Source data
────────────────────────────────────────
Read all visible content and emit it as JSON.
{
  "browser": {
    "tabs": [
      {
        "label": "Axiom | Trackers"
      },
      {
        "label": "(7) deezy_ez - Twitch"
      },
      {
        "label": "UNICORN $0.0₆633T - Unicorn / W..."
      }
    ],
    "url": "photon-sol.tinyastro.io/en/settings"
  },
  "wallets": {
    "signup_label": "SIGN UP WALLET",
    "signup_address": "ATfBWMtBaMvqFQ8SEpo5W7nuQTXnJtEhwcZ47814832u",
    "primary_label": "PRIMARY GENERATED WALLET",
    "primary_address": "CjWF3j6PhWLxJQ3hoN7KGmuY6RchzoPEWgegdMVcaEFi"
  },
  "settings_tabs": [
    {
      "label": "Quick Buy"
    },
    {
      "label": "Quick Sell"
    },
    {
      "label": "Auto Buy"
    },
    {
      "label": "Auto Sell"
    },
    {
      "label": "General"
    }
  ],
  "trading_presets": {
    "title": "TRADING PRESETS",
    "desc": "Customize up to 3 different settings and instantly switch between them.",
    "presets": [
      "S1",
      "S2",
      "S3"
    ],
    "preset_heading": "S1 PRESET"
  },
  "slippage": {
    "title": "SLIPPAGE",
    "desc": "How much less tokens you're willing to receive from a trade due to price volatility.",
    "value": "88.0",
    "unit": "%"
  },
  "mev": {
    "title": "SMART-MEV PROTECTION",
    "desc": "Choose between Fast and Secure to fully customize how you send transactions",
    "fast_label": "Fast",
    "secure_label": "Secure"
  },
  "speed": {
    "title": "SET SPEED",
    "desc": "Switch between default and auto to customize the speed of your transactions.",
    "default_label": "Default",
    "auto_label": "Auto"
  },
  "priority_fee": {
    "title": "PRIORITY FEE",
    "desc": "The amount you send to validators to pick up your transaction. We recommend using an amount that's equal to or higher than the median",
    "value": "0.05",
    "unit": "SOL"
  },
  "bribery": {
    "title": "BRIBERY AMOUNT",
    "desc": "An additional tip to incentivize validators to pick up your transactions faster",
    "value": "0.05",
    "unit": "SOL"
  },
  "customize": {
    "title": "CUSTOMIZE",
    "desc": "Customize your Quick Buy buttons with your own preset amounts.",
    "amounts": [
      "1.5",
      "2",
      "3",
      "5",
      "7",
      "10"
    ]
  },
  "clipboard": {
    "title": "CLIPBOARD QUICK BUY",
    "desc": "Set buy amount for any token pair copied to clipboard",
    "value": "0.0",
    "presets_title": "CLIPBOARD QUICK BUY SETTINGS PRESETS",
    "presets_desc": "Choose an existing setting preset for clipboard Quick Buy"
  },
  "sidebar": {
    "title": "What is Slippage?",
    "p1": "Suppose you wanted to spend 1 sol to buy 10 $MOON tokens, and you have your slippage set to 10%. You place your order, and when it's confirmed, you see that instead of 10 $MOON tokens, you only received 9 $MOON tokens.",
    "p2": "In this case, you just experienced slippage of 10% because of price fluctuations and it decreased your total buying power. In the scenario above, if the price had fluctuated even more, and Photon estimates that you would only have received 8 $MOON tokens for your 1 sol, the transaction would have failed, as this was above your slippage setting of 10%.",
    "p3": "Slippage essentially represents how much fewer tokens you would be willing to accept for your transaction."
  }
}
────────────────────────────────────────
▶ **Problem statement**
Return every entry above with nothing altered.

▶ **Solution to this problem**
Read all visible content and emit it as JSON.
{
  "browser": {
    "tabs": [
      {
        "label": "Axiom | Trackers"
      },
      {
        "label": "(7) deezy_ez - Twitch"
      },
      {
        "label": "UNICORN $0.0₆633T - Unicorn / W..."
      }
    ],
    "url": "photon-sol.tinyastro.io/en/settings"
  },
  "wallets": {
    "signup_label": "SIGN UP WALLET",
    "signup_address": "ATfBWMtBaMvqFQ8SEpo5W7nuQTXnJtEhwcZ47814832u",
    "primary_label": "PRIMARY GENERATED WALLET",
    "primary_address": "CjWF3j6PhWLxJQ3hoN7KGmuY6RchzoPEWgegdMVcaEFi"
  },
  "settings_tabs": [
    {
      "label": "Quick Buy"
    },
    {
      "label": "Quick Sell"
    },
    {
      "label": "Auto Buy"
    },
    {
      "label": "Auto Sell"
    },
    {
      "label": "General"
    }
  ],
  "trading_presets": {
    "title": "TRADING PRESETS",
    "desc": "Customize up to 3 different settings and instantly switch between them.",
    "presets": [
      "S1",
      "S2",
      "S3"
    ],
    "preset_heading": "S1 PRESET"
  },
  "slippage": {
    "title": "SLIPPAGE",
    "desc": "How much less tokens you're willing to receive from a trade due to price volatility.",
    "value": "88.0",
    "unit": "%"
  },
  "mev": {
    "title": "SMART-MEV PROTECTION",
    "desc": "Choose between Fast and Secure to fully customize how you send transactions",
    "fast_label": "Fast",
    "secure_label": "Secure"
  },
  "speed": {
    "title": "SET SPEED",
    "desc": "Switch between default and auto to customize the speed of your transactions.",
    "default_label": "Default",
    "auto_label": "Auto"
  },
  "priority_fee": {
    "title": "PRIORITY FEE",
    "desc": "The amount you send to validators to pick up your transaction. We recommend using an amount that's equal to or higher than the median",
    "value": "0.05",
    "unit": "SOL"
  },
  "bribery": {
    "title": "BRIBERY AMOUNT",
    "desc": "An additional tip to incentivize validators to pick up your transactions faster",
    "value": "0.05",
    "unit": "SOL"
  },
  "customize": {
    "title": "CUSTOMIZE",
    "desc": "Customize your Quick Buy buttons with your own preset amounts.",
    "amounts": [
      "1.5",
      "2",
      "3",
      "5",
      "7",
      "10"
    ]
  },
  "clipboard": {
    "title": "CLIPBOARD QUICK BUY",
    "desc": "Set buy amount for any token pair copied to clipboard",
    "value": "0.0",
    "presets_title": "CLIPBOARD QUICK BUY SETTINGS PRESETS",
    "presets_desc": "Choose an existing setting preset for clipboard Quick Buy"
  },
  "sidebar": {
    "title": "What is Slippage?",
    "p1": "Suppose you wanted to spend 1 sol to buy 10 $MOON tokens, and you have your slippage set to 10%. You place your order, and when it's confirmed, you see that instead of 10 $MOON tokens, you only received 9 $MOON tokens.",
    "p2": "In this case, you just experienced slippage of 10% because of price fluctuations and it decreased your total buying power. In the scenario above, if the price had fluctuated even more, and Photon estimates that you would only have received 8 $MOON tokens for your 1 sol, the transaction would have failed, as this was above your slippage setting of 10%.",
    "p3": "Slippage essentially represents how much fewer tokens you would be willing to accept for your transaction."
  }
}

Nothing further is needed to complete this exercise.